WORK REQUIRED: Look for the word "time". Copy every line of the listing where it occurs.

EXERCISE INPUTS:
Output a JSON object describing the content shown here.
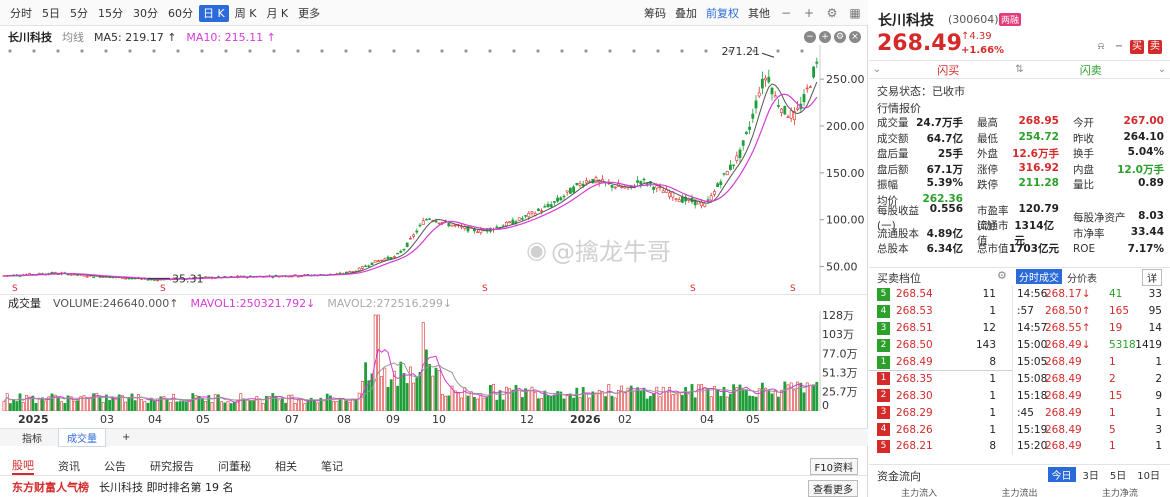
{
  "toolbar": {
    "periods": [
      "分时",
      "5日",
      "5分",
      "15分",
      "30分",
      "60分",
      "日 K",
      "周 K",
      "月 K",
      "更多"
    ],
    "active_period": "日 K",
    "tools": [
      "筹码",
      "叠加",
      "前复权",
      "其他"
    ]
  },
  "infoline": {
    "stock": "长川科技",
    "ma_type": "均线",
    "ma5": "MA5: 219.17 ↑",
    "ma10": "MA10: 215.11 ↑"
  },
  "kline": {
    "high_label": "271.21",
    "low_label": "35.31",
    "y_ticks": [
      "250.00",
      "200.00",
      "150.00",
      "100.00",
      "50.00"
    ]
  },
  "volume": {
    "title": "成交量",
    "volume": "VOLUME:246640.000↑",
    "mavol1": "MAVOL1:250321.792↓",
    "mavol2": "MAVOL2:272516.299↓",
    "y_ticks": [
      "128万",
      "103万",
      "77.0万",
      "51.3万",
      "25.7万",
      "0"
    ]
  },
  "x_axis": {
    "labels": [
      "2025",
      "03",
      "04",
      "05",
      "07",
      "08",
      "09",
      "10",
      "12",
      "2026",
      "02",
      "04",
      "05"
    ]
  },
  "bottom_tabs": [
    "指标",
    "成交量",
    "+"
  ],
  "news_tabs": [
    "股吧",
    "资讯",
    "公告",
    "研究报告",
    "问董秘",
    "相关",
    "笔记"
  ],
  "f10": "F10资料",
  "footer": {
    "logo": "东方财富人气榜",
    "text": "长川科技  即时排名第 19 名",
    "more": "查看更多"
  },
  "watermark": "@擒龙牛哥",
  "quote": {
    "name": "长川科技",
    "code": "(300604)",
    "badge": "两融",
    "price": "268.49",
    "change_abs": "↑4.39",
    "change_pct": "+1.66%",
    "flash_buy": "闪买",
    "flash_sell": "闪卖",
    "status": "交易状态：已收市",
    "section_title": "行情报价",
    "rows": [
      [
        [
          "成交量",
          "24.7万手",
          ""
        ],
        [
          "最高",
          "268.95",
          "red"
        ],
        [
          "今开",
          "267.00",
          "red"
        ]
      ],
      [
        [
          "成交额",
          "64.7亿",
          ""
        ],
        [
          "最低",
          "254.72",
          "green"
        ],
        [
          "昨收",
          "264.10",
          ""
        ]
      ],
      [
        [
          "盘后量",
          "25手",
          ""
        ],
        [
          "外盘",
          "12.6万手",
          "red"
        ],
        [
          "换手",
          "5.04%",
          ""
        ]
      ],
      [
        [
          "盘后额",
          "67.1万",
          ""
        ],
        [
          "涨停",
          "316.92",
          "red"
        ],
        [
          "内盘",
          "12.0万手",
          "green"
        ]
      ],
      [
        [
          "振幅",
          "5.39%",
          ""
        ],
        [
          "跌停",
          "211.28",
          "green"
        ],
        [
          "量比",
          "0.89",
          ""
        ]
      ],
      [
        [
          "均价",
          "262.36",
          "green"
        ],
        [
          "",
          "",
          ""
        ],
        [
          "",
          "",
          ""
        ]
      ]
    ],
    "fund_rows": [
      [
        [
          "每股收益(一)",
          "0.556",
          ""
        ],
        [
          "市盈率(动)",
          "120.79",
          ""
        ],
        [
          "每股净资产",
          "8.03",
          ""
        ]
      ],
      [
        [
          "流通股本",
          "4.89亿",
          ""
        ],
        [
          "流通市值",
          "1314亿元",
          ""
        ],
        [
          "市净率",
          "33.44",
          ""
        ]
      ],
      [
        [
          "总股本",
          "6.34亿",
          ""
        ],
        [
          "总市值",
          "1703亿元",
          ""
        ],
        [
          "ROE",
          "7.17%",
          ""
        ]
      ]
    ]
  },
  "book": {
    "title": "买卖档位",
    "tick_tab": "分时成交",
    "price_tab": "分价表",
    "detail": "详",
    "asks": [
      {
        "level": "5",
        "price": "268.54",
        "vol": "11"
      },
      {
        "level": "4",
        "price": "268.53",
        "vol": "1"
      },
      {
        "level": "3",
        "price": "268.51",
        "vol": "12"
      },
      {
        "level": "2",
        "price": "268.50",
        "vol": "143"
      },
      {
        "level": "1",
        "price": "268.49",
        "vol": "8"
      }
    ],
    "bids": [
      {
        "level": "1",
        "price": "268.35",
        "vol": "1"
      },
      {
        "level": "2",
        "price": "268.30",
        "vol": "1"
      },
      {
        "level": "3",
        "price": "268.29",
        "vol": "1"
      },
      {
        "level": "4",
        "price": "268.26",
        "vol": "1"
      },
      {
        "level": "5",
        "price": "268.21",
        "vol": "8"
      }
    ],
    "ticks": [
      {
        "time": "14:56",
        "price": "268.17↓",
        "count": "41",
        "dir": "green",
        "num": "33"
      },
      {
        "time": ":57",
        "price": "268.50↑",
        "count": "165",
        "dir": "red",
        "num": "95"
      },
      {
        "time": "14:57",
        "price": "268.55↑",
        "count": "19",
        "dir": "red",
        "num": "14"
      },
      {
        "time": "15:00",
        "price": "268.49↓",
        "count": "5318",
        "dir": "green",
        "num": "1419"
      },
      {
        "time": "15:05",
        "price": "268.49",
        "count": "1",
        "dir": "red",
        "num": "1"
      },
      {
        "time": "15:08",
        "price": "268.49",
        "count": "2",
        "dir": "red",
        "num": "2"
      },
      {
        "time": "15:18",
        "price": "268.49",
        "count": "15",
        "dir": "red",
        "num": "9"
      },
      {
        "time": ":45",
        "price": "268.49",
        "count": "1",
        "dir": "red",
        "num": "1"
      },
      {
        "time": "15:19",
        "price": "268.49",
        "count": "5",
        "dir": "red",
        "num": "3"
      },
      {
        "time": "15:20",
        "price": "268.49",
        "count": "1",
        "dir": "red",
        "num": "1"
      }
    ]
  },
  "flow": {
    "title": "资金流向",
    "tabs": [
      "今日",
      "3日",
      "5日",
      "10日"
    ],
    "sub": [
      "主力流入",
      "主力流出",
      "主力净流"
    ]
  },
  "chart_data": {
    "type": "candlestick",
    "title": "",
    "y_ticks": [
      50,
      100,
      150,
      200,
      250
    ],
    "high": 271.21,
    "low": 35.31,
    "volume_ticks_wan": [
      0,
      25.7,
      51.3,
      77.0,
      103,
      128
    ],
    "months": [
      "2025-01",
      "2025-03",
      "2025-04",
      "2025-05",
      "2025-07",
      "2025-08",
      "2025-09",
      "2025-10",
      "2025-12",
      "2026-01",
      "2026-02",
      "2026-04",
      "2026-05"
    ],
    "close_path": [
      [
        0,
        40
      ],
      [
        20,
        41
      ],
      [
        40,
        42
      ],
      [
        55,
        43
      ],
      [
        70,
        42
      ],
      [
        90,
        40
      ],
      [
        110,
        39
      ],
      [
        125,
        38
      ],
      [
        140,
        37
      ],
      [
        155,
        36
      ],
      [
        165,
        36.5
      ],
      [
        180,
        37
      ],
      [
        200,
        38
      ],
      [
        220,
        38.5
      ],
      [
        240,
        39
      ],
      [
        260,
        39.5
      ],
      [
        280,
        40
      ],
      [
        300,
        40.5
      ],
      [
        320,
        41
      ],
      [
        340,
        42
      ],
      [
        355,
        45
      ],
      [
        365,
        50
      ],
      [
        375,
        55
      ],
      [
        385,
        58
      ],
      [
        395,
        60
      ],
      [
        405,
        70
      ],
      [
        415,
        85
      ],
      [
        425,
        100
      ],
      [
        430,
        102
      ],
      [
        440,
        98
      ],
      [
        450,
        95
      ],
      [
        460,
        92
      ],
      [
        470,
        90
      ],
      [
        480,
        88
      ],
      [
        490,
        90
      ],
      [
        500,
        93
      ],
      [
        510,
        96
      ],
      [
        520,
        100
      ],
      [
        530,
        105
      ],
      [
        540,
        110
      ],
      [
        550,
        115
      ],
      [
        560,
        122
      ],
      [
        570,
        130
      ],
      [
        580,
        138
      ],
      [
        590,
        143
      ],
      [
        600,
        140
      ],
      [
        610,
        137
      ],
      [
        620,
        135
      ],
      [
        630,
        133
      ],
      [
        640,
        142
      ],
      [
        650,
        138
      ],
      [
        660,
        132
      ],
      [
        670,
        128
      ],
      [
        680,
        122
      ],
      [
        690,
        120
      ],
      [
        700,
        118
      ],
      [
        705,
        115
      ],
      [
        712,
        125
      ],
      [
        720,
        140
      ],
      [
        730,
        155
      ],
      [
        740,
        170
      ],
      [
        750,
        200
      ],
      [
        760,
        240
      ],
      [
        768,
        255
      ],
      [
        775,
        230
      ],
      [
        785,
        215
      ],
      [
        795,
        210
      ],
      [
        805,
        230
      ],
      [
        815,
        262
      ],
      [
        820,
        268.49
      ]
    ]
  }
}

YOUR SOLUTION:
        "time": "14:56",
        "time": ":57",
        "time": "14:57",
        "time": "15:00",
        "time": "15:05",
        "time": "15:08",
        "time": "15:18",
        "time": ":45",
        "time": "15:19",
        "time": "15:20",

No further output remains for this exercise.